[Page and application data records]
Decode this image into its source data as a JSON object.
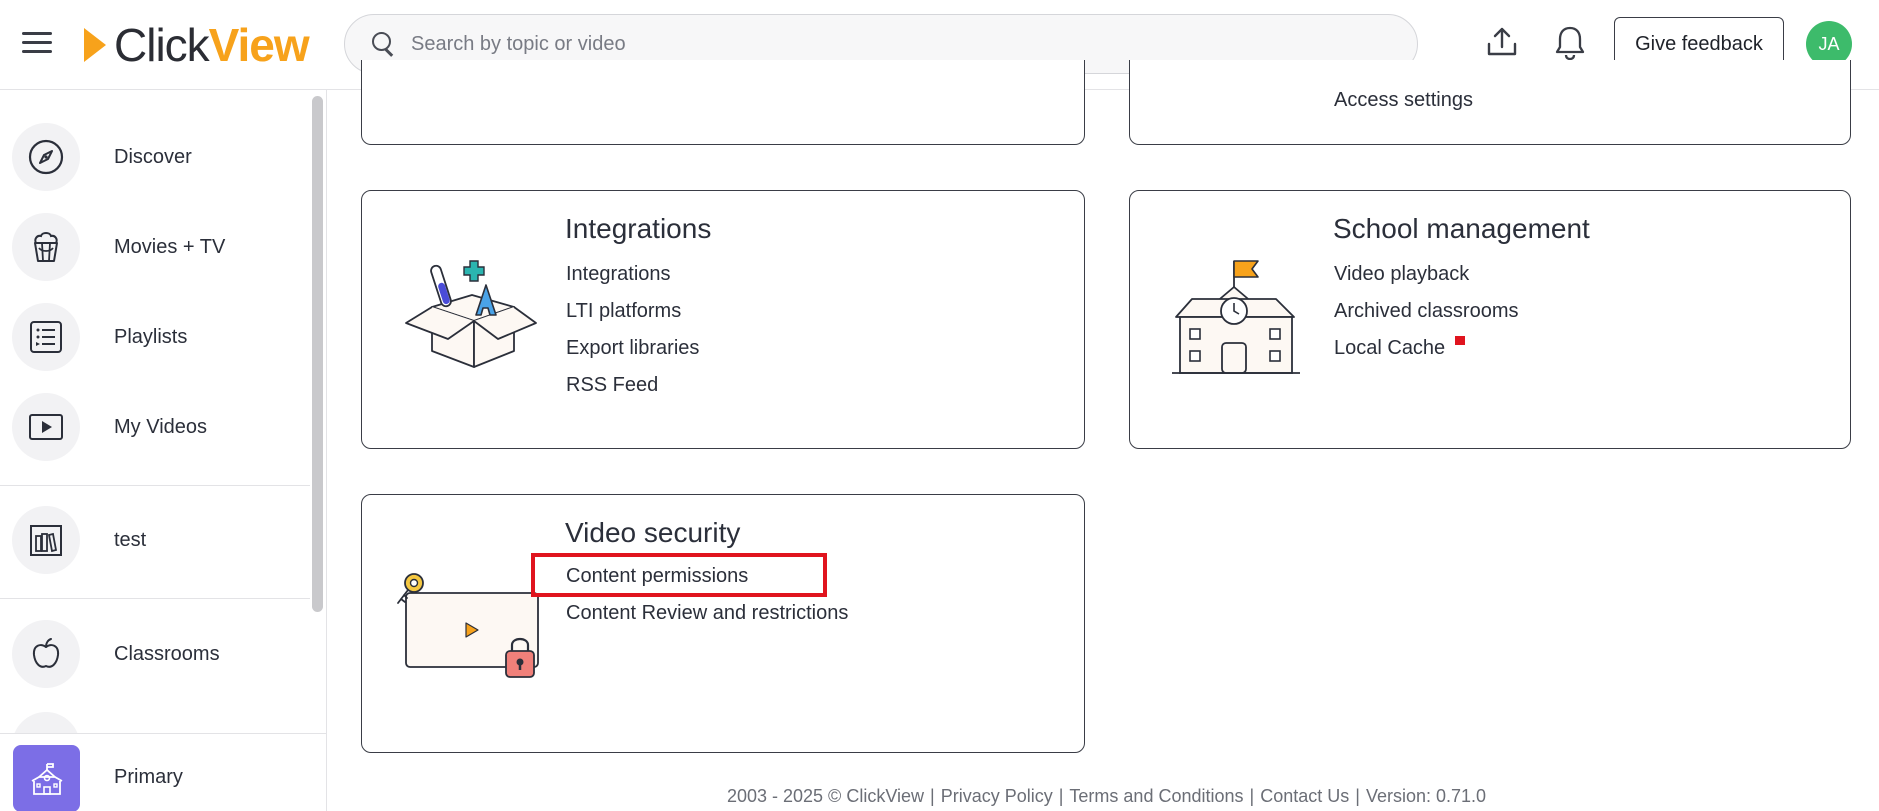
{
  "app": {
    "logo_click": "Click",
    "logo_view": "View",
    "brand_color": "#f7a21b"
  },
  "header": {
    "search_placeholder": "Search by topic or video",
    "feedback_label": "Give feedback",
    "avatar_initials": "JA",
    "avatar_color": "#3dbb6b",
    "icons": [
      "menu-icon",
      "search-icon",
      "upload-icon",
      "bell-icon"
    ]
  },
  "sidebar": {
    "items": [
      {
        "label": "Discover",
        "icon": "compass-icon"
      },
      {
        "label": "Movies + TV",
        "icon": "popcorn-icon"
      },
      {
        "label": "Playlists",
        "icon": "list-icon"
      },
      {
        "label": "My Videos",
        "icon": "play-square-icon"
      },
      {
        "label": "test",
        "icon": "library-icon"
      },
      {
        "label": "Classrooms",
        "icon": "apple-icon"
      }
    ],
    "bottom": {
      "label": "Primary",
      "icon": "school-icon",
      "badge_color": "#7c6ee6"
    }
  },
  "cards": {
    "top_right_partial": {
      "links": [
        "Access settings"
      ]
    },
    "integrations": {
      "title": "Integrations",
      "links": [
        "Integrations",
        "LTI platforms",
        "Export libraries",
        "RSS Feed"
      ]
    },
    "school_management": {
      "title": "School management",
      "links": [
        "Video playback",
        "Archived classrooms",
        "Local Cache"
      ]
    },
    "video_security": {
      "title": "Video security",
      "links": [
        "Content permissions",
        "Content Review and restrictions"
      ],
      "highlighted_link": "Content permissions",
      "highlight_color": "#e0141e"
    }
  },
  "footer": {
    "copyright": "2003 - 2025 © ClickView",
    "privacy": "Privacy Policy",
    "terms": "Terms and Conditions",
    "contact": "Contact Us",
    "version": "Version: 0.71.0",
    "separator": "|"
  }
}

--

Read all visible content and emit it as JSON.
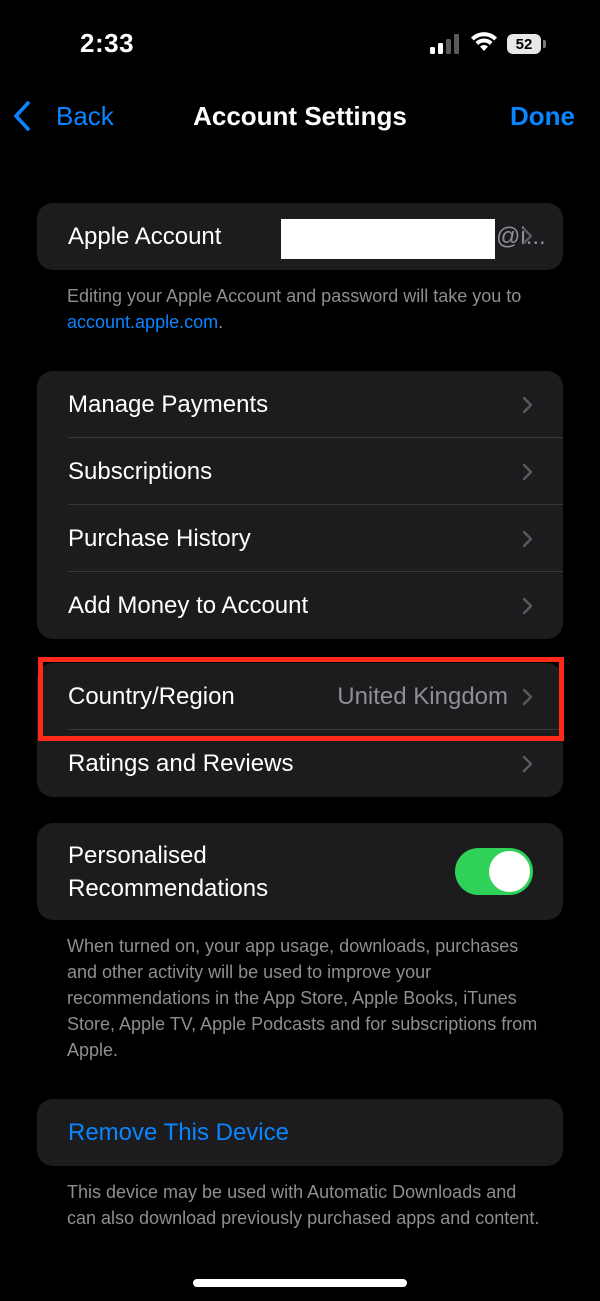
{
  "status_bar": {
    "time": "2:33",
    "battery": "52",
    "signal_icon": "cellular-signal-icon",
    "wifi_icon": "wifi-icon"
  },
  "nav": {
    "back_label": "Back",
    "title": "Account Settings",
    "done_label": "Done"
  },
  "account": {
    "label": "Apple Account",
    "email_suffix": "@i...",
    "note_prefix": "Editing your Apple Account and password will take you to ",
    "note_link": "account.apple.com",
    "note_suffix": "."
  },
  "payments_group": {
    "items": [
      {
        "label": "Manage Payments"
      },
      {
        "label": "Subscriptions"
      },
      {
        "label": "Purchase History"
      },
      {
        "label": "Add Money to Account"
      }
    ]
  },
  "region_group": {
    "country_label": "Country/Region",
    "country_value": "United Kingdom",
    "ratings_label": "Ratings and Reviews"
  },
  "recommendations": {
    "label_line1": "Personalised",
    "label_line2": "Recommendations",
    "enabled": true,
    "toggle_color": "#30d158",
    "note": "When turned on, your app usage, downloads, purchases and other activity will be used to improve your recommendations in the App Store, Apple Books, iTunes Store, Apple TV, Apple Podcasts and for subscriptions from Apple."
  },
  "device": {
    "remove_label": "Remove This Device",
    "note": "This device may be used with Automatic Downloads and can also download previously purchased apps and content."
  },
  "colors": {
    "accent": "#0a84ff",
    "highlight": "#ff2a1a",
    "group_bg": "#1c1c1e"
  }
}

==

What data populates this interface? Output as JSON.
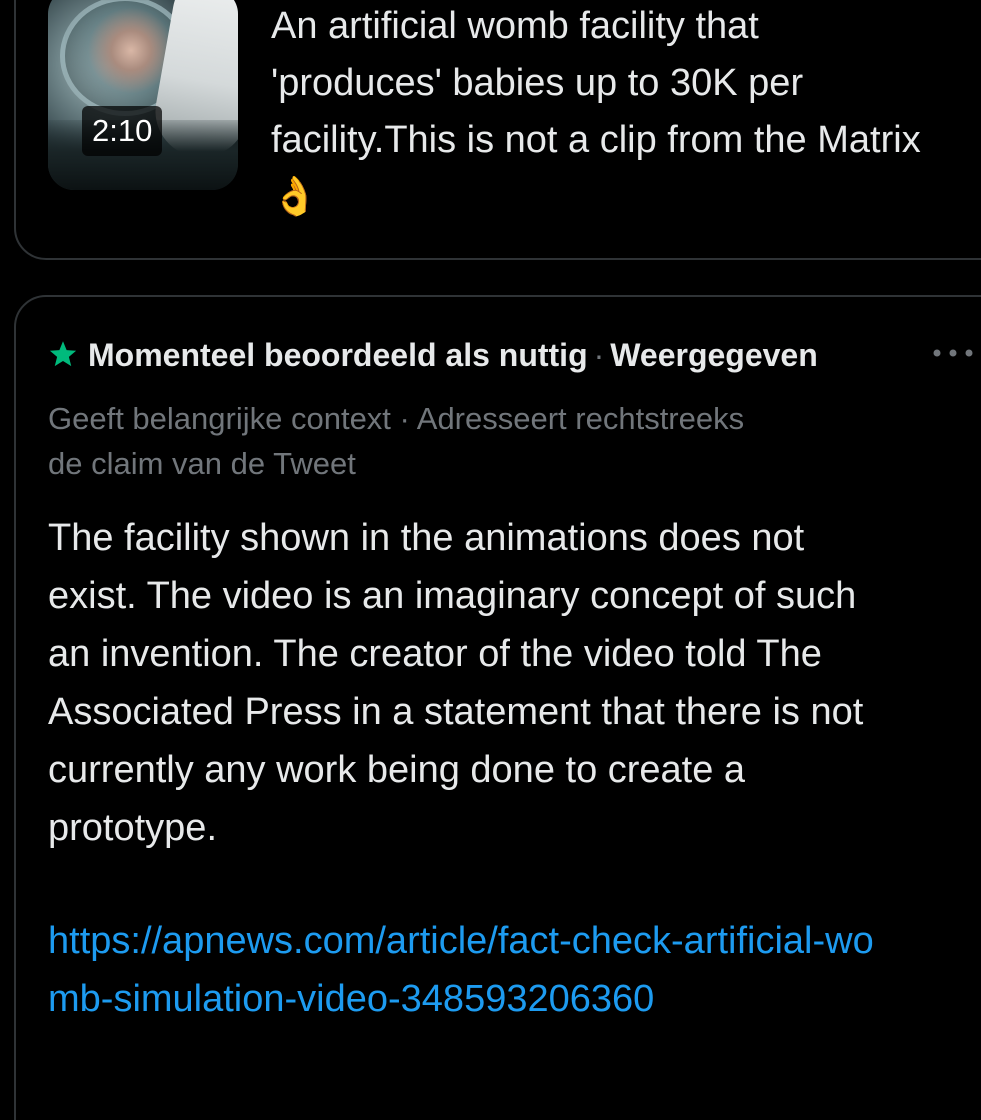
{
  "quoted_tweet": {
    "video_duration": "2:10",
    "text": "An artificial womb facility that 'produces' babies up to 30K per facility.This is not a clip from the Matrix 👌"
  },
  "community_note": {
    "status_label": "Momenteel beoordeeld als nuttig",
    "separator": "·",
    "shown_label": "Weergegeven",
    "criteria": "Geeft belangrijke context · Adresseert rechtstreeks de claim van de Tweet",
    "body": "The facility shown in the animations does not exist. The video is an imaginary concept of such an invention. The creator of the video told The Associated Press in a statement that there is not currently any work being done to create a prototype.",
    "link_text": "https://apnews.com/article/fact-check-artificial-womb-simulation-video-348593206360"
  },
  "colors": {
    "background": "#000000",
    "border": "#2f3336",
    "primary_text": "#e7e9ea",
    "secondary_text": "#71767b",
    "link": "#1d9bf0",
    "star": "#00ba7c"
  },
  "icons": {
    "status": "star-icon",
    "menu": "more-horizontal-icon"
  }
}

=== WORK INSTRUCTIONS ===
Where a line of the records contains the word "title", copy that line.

=== SOLUTION TO THIS PROBLEM ===
      "title": "Integrations",
      "title": "School management",
      "title": "Video security",
    "title": "Account Settings",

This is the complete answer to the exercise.